(Note: A copy of this book was provided to The Baby Bookworm by the publisher in exchange for an honest review.)

Ella, Queen Of Jazz (Helen Hancocks)

Hello, friends! Our book today is Ella, Queen Of Jazz by Helen Hancocks, the true story of Ella Fitzgerald breaking the color barrier at the Mocambo Club with the help of a famous friend.

In the 1950’s, there was no better blues and jazz singer than Ella Fitzgerald. But there was terrible prejudice in the way of Ella achieving all her dreams as a singer. You see, Ella and her Fellas were not allowed to play in the most popular clubs because they were black. At the fanciest joint in town, Ella was turned away at the door, and she was heartbroken. But Ella was about to receive a very surprising call, thanks to one of the most famous women in Hollywood…

Stylish and sweet, with a fantastic message. For those unfamiliar with the story, SPOILER ALERT: Ella’s advocate was Marilyn Monroe, who was an enormous fan and was incensed to hear that Ella had been turned away from the Mocambo. She called the manager and said that if Ella was booked, she would sit in the front row every night and they could take all the pictures they liked, using her massive notoriety at the time to ensure that Ella got a fair shot at mainstream (read: white) music. It’s a wonderful story of women helping women, and Hancock’s does a fabulous job of telling it. She wisely keeps the focus on Ella until the very end, noting that it was her talent and perseverance had earned her the opportunity, and Monroe’s intervention was simply to force the hand of the racist club policies. Then, she celebrates the real-life friendship between the two, showing little readers that the key to overcoming our differences is by bonding over our similarities. It’s all wrapped up in a beautiful package of simple yet engaging text and colorful period-inspired art. The length is great, and JJ and I both loved it. This one is absolutely Baby Bookworm approved!

(Note: A copy of this book was provided to The Baby Bookworm by the publisher in exchange for an honest review.)

Trombone Shorty (Troy “Trombone Shorty” Andrews)

Hello, friends! Our book today is Trombone Shorty, an autobiographical picture book written by Troy “Trombone Shorty” Andrews and illustrated by Bryan Collier, a fun and fascinating tale that celebrates music and the people who love it.

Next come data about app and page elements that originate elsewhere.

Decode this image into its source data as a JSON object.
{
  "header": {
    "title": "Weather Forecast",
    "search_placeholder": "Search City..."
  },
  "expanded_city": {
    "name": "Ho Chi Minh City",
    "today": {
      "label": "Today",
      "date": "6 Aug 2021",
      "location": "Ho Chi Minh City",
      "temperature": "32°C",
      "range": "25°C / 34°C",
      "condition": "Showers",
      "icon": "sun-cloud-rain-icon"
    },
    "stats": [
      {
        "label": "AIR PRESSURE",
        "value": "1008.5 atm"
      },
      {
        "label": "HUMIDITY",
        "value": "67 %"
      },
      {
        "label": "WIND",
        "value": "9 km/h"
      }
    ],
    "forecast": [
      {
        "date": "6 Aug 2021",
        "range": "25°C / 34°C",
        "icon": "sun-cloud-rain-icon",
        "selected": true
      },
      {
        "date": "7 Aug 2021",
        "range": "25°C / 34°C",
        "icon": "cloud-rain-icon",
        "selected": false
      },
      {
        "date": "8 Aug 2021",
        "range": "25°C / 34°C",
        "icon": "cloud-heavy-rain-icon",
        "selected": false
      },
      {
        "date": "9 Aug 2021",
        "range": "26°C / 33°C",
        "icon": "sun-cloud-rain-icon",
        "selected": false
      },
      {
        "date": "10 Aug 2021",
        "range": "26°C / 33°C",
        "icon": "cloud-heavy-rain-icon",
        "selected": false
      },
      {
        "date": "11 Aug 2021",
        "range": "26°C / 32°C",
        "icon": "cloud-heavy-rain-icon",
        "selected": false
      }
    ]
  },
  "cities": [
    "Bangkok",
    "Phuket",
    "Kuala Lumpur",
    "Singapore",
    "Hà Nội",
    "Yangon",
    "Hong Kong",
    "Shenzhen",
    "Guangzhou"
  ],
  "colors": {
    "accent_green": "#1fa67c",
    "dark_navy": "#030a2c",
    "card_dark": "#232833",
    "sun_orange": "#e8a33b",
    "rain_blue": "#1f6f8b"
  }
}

“Where Y’at?” That’s how people in New Orleans greet each other, a town as friendly and musical as there ever was. And in the neighborhood of Tremé, there once lived a little boy named Troy, who loved music so much that he would play it without an instrument. He would play along with his older brother’s band and with the bands that played in the Mardi Gras parades. One day, Troy finds a trombone, beat up, but still having music to give. Troy carries the heavy instrument wherever he goes, teaching himself to play and dreaming of making “music gumbo”, a music that mixes together all the styles and feelings he adores. His brother encourages him, bestowing him with the nickname “Trombone Shorty” on account on of the instrument’s size compared to his. He plays without fear, marching with the parades as a small boy, and even being invited onstage for an impromptu performance with Bo Diddley. Now Troy is successful musician, playing around the world with his band – but he always returns to New Orleans, finding and encouraging young musicians as his brother once did for him.

Lovely! Mixing together elements of a musical biography and a love letter to New Orleans, Andrews tells his tale with verve and excitement, writing passionately about his home and music in a way that inspires infectious joy (the author’s photos in the back are especially adorable). Collier’s mixed-media art is as spectacular as ever, seamlessly mixing in photography with illustration to create spreads that sing with the spirit and music of the text. The length is great, and JJ and I both loved it. A must-read for any young music lover, and it’s Baby Bookworm approved!